Why Do We Have So Many Bottle Size Names? Unraveling the History and Evolution

Have you ever wondered why there are so many different names for bottle sizes? From miniatures to magnums, it seems like the options are endless. In this article, we will delve into the fascinating history and evolution of bottle size names, helping you understand why they exist and how they have changed over time. So grab a glass of your favorite beverage and join us on this journey through the world of bottle size names.

The Origins: A Historical Perspective

Bottle size names have been around for centuries, with their origins dating back to ancient times. In ancient Rome, for example, wine was often sold in amphorae of various sizes. These clay containers were named after their capacity, such as quadrantal (quarter) or sextantal (sixth). This practice continued throughout the Middle Ages and Renaissance period when wine was commonly stored in barrels or casks.

It wasn’t until the 18th century that glass bottles became more widely used for packaging beverages. As consumer demand grew, so did the need for standardized bottle sizes. However, it was still common for bottles to be named after their capacity or specific measurements. For instance, a “quart” bottle could hold a quarter of a gallon.

The Influence of Champagne

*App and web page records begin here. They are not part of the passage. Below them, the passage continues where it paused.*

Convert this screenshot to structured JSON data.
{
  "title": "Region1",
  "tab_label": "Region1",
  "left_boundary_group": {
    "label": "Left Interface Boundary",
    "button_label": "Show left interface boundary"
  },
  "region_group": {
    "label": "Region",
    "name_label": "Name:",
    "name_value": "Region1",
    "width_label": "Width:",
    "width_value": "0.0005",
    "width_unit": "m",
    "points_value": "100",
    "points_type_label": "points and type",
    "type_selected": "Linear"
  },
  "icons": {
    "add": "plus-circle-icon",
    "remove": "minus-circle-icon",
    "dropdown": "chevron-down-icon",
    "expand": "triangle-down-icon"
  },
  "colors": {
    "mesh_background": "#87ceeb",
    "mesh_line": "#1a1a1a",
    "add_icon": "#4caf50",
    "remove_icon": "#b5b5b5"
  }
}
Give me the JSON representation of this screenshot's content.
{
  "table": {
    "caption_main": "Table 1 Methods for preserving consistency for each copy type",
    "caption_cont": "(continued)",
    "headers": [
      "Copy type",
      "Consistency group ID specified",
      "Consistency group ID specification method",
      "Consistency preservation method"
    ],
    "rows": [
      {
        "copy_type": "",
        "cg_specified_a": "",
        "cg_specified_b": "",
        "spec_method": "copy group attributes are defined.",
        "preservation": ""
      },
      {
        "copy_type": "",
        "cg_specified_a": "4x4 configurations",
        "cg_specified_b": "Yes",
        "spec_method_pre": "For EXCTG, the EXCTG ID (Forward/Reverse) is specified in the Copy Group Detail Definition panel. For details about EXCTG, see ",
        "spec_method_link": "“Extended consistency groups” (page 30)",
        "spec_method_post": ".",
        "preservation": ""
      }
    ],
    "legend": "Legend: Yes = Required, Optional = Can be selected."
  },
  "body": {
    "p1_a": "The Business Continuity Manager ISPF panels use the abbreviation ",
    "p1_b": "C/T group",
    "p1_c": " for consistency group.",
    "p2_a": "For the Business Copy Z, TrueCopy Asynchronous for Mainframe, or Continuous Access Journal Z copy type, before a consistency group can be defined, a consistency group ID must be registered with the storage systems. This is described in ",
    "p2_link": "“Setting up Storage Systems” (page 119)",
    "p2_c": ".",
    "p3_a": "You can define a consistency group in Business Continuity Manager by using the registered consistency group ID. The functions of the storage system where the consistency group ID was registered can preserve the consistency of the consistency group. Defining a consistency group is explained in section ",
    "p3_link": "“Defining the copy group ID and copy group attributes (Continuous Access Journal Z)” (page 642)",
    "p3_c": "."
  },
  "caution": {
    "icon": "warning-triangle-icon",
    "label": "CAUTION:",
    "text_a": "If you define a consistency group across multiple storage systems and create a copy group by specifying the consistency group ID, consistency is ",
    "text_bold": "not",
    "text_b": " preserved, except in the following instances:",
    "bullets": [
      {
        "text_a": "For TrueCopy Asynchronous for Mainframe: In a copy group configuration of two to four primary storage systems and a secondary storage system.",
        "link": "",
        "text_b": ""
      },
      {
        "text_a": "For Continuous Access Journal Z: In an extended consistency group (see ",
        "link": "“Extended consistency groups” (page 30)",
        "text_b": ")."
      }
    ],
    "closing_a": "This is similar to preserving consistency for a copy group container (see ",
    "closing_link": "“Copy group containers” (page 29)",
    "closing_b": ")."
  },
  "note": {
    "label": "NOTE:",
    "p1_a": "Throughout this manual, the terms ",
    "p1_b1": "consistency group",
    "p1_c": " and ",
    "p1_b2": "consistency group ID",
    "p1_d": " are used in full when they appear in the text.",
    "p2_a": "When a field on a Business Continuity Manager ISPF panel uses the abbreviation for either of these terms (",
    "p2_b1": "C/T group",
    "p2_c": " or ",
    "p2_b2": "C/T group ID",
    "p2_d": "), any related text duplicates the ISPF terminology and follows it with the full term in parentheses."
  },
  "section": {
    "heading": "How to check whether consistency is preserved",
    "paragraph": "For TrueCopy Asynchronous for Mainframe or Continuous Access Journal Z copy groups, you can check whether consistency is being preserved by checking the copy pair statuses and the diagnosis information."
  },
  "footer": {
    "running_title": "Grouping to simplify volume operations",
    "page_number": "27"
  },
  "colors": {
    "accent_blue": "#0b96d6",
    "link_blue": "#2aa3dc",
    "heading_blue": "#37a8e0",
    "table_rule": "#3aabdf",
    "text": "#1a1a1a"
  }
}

Champagne has played a significant role in shaping the development of bottle size names as we know them today. In the early 19th century, Champagne producers began using thicker glass bottles to withstand higher pressure during fermentation. These larger bottles allowed for better aging and maturation of the wine.

To differentiate their products and create an air of exclusivity, Champagne houses started using unique names for their bottle sizes. The most famous example is “magnum,” which refers to a 1.5-liter bottle. This term originated from Latin and means “great.” Other Champagne bottle sizes, such as “jeroboam” (3 liters) and “methuselah” (6 liters), were named after biblical kings.

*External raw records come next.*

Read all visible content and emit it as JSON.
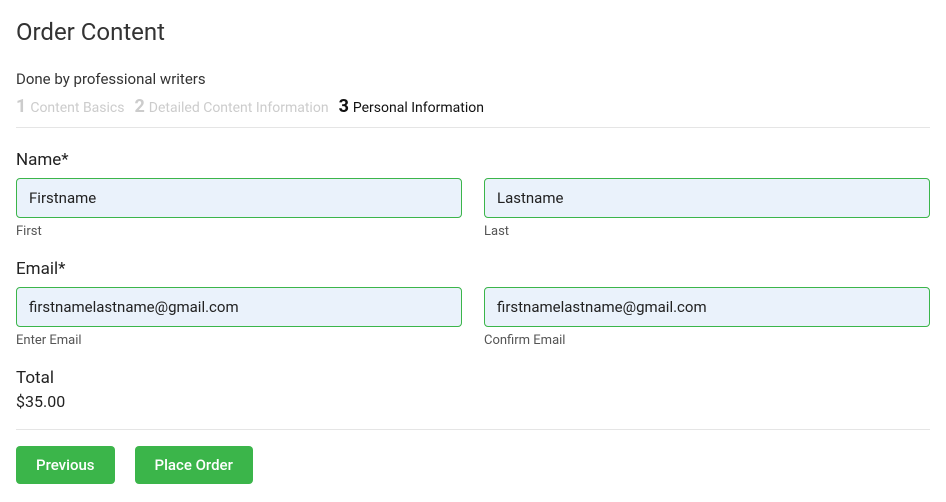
{
  "page": {
    "title": "Order Content",
    "subtitle": "Done by professional writers"
  },
  "steps": [
    {
      "num": "1",
      "label": "Content Basics",
      "active": false
    },
    {
      "num": "2",
      "label": "Detailed Content Information",
      "active": false
    },
    {
      "num": "3",
      "label": "Personal Information",
      "active": true
    }
  ],
  "form": {
    "name_label": "Name*",
    "first_name": {
      "value": "Firstname",
      "help": "First"
    },
    "last_name": {
      "value": "Lastname",
      "help": "Last"
    },
    "email_label": "Email*",
    "email": {
      "value": "firstnamelastname@gmail.com",
      "help": "Enter Email"
    },
    "confirm_email": {
      "value": "firstnamelastname@gmail.com",
      "help": "Confirm Email"
    }
  },
  "total": {
    "label": "Total",
    "value": "$35.00"
  },
  "buttons": {
    "previous": "Previous",
    "place_order": "Place Order"
  }
}
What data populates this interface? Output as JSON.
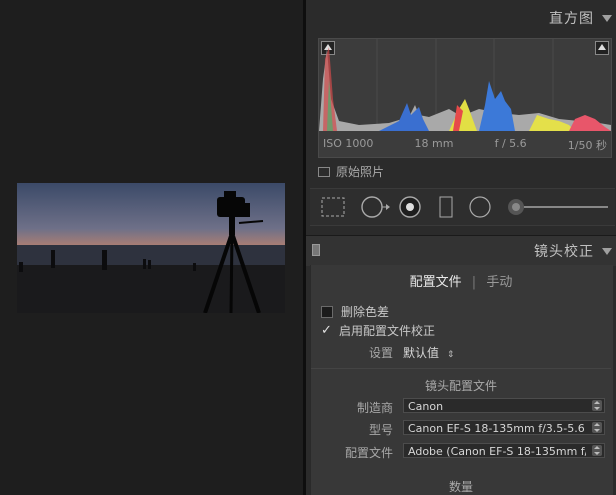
{
  "histogram": {
    "title": "直方图",
    "iso": "ISO 1000",
    "focal": "18 mm",
    "aperture": "f / 5.6",
    "shutter": "1/50 秒",
    "original_photo_label": "原始照片"
  },
  "lens_correction": {
    "title": "镜头校正",
    "tabs": [
      "配置文件",
      "手动"
    ],
    "remove_ca_label": "删除色差",
    "remove_ca_checked": false,
    "enable_profile_label": "启用配置文件校正",
    "enable_profile_checked": true,
    "setup_label": "设置",
    "setup_value": "默认值",
    "lens_profile_section": "镜头配置文件",
    "make_label": "制造商",
    "make_value": "Canon",
    "model_label": "型号",
    "model_value": "Canon EF-S 18-135mm f/3.5-5.6 I...",
    "profile_label": "配置文件",
    "profile_value": "Adobe (Canon EF-S 18-135mm f/...",
    "amount_label": "数量"
  },
  "colors": {
    "panel_bg": "#2b2b2b",
    "canvas_bg": "#1e1e1e",
    "text": "#c8c8c8"
  }
}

The Rise of Standardization

As the beverage industry expanded and global trade increased, the need for standardized bottle sizes became apparent. In the early 20th century, organizations such as the International Organization of Legal Metrology (OIML) and the Bureau International des Poids et Mesures (BIPM) started working on establishing international measurement standards.

These efforts led to the adoption of metric measurements for bottle sizes in many countries. For instance, a standard wine bottle is now commonly known as a “750 ml” or “75 cl” bottle, referring to its capacity in milliliters or centiliters. This shift towards uniformity simplified international trade and made it easier for consumers to understand the contents of a bottle at a glance.

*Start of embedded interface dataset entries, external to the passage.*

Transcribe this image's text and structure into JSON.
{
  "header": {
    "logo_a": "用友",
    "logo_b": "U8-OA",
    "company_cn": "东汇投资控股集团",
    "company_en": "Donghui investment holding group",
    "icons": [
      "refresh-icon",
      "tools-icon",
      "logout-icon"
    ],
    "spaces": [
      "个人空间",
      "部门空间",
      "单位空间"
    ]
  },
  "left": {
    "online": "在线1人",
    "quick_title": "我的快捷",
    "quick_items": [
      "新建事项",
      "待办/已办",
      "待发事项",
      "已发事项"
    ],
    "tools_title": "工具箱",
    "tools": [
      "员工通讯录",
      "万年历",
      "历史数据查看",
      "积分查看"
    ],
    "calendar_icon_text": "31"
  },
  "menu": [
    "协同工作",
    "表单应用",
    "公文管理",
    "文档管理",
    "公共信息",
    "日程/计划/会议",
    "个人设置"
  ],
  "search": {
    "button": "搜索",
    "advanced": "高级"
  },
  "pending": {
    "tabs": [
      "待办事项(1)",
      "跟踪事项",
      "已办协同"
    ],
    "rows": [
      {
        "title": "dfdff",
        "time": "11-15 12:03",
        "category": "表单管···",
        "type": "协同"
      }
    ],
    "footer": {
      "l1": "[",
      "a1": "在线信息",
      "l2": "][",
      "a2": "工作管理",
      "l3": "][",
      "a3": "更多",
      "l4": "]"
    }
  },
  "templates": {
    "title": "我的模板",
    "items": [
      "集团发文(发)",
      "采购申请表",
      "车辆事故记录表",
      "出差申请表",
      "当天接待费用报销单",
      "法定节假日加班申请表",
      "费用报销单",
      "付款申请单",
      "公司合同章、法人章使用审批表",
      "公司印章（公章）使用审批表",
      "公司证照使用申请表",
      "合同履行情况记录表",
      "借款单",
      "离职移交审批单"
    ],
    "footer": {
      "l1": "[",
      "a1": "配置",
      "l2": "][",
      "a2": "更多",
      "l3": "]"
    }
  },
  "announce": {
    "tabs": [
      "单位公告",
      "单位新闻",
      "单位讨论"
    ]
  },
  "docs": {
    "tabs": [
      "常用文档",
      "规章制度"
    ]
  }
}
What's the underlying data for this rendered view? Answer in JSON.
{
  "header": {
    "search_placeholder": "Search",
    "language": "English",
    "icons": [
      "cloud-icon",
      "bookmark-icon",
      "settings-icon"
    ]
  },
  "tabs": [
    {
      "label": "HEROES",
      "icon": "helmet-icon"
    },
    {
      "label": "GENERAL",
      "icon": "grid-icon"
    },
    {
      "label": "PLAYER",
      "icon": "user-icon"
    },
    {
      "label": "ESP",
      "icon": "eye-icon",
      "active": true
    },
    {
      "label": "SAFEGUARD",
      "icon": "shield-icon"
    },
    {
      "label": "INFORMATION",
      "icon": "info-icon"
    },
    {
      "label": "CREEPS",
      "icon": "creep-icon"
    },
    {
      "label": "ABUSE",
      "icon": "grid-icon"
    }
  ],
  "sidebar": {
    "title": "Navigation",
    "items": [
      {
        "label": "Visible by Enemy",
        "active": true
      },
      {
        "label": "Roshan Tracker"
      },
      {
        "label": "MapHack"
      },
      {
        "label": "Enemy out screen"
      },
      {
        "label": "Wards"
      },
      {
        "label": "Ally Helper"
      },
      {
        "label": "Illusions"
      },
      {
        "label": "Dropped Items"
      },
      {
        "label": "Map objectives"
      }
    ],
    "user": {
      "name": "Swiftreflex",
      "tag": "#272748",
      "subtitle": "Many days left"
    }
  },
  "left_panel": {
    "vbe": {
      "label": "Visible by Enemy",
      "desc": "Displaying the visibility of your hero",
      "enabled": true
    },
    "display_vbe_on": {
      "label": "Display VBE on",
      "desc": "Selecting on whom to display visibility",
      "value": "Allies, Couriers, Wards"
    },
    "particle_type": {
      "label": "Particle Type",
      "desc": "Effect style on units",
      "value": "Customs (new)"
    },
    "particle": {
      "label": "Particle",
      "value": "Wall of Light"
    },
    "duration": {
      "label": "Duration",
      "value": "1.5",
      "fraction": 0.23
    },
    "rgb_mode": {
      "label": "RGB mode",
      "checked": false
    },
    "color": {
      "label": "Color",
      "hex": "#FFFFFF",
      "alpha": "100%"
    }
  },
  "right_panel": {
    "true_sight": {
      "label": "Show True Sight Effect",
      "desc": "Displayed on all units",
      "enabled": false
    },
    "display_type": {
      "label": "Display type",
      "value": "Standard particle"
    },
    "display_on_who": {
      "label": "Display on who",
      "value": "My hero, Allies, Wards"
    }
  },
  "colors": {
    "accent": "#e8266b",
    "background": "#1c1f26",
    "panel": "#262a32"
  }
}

Modern Variations and Marketing Strategies

Despite standardization efforts, there are still numerous variations in bottle size names across different industries and regions. This is often driven by marketing strategies aimed at creating unique selling points or catering to specific consumer preferences.

In the spirits industry, for example, you may come across terms like “pint,” “fifth,” or “handle,” which refer to specific volumes of liquor bottles. These names have historical roots but are often used today to differentiate products or evoke nostalgia among consumers.

In recent years, there has also been a rise in smaller-sized bottles due to changing consumer lifestyles and preferences. These include miniatures, half-bottles, and single-serve options that cater to individuals who want smaller portions or wish to sample new products without committing to a full-sized bottle.

In conclusion, the abundance of bottle size names can be traced back to ancient times when containers were named after their capacity. Champagne played a significant role in introducing unique names for larger bottles, which eventually became widely adopted across the beverage industry. Standardization efforts have brought about a level of uniformity, but variations still exist to cater to different marketing strategies and consumer preferences. So the next time you encounter a bottle with an intriguing name, you’ll have a deeper understanding of its historical significance and evolution.

This text was generated using a large language model, and select text has been reviewed and moderated for purposes such as readability.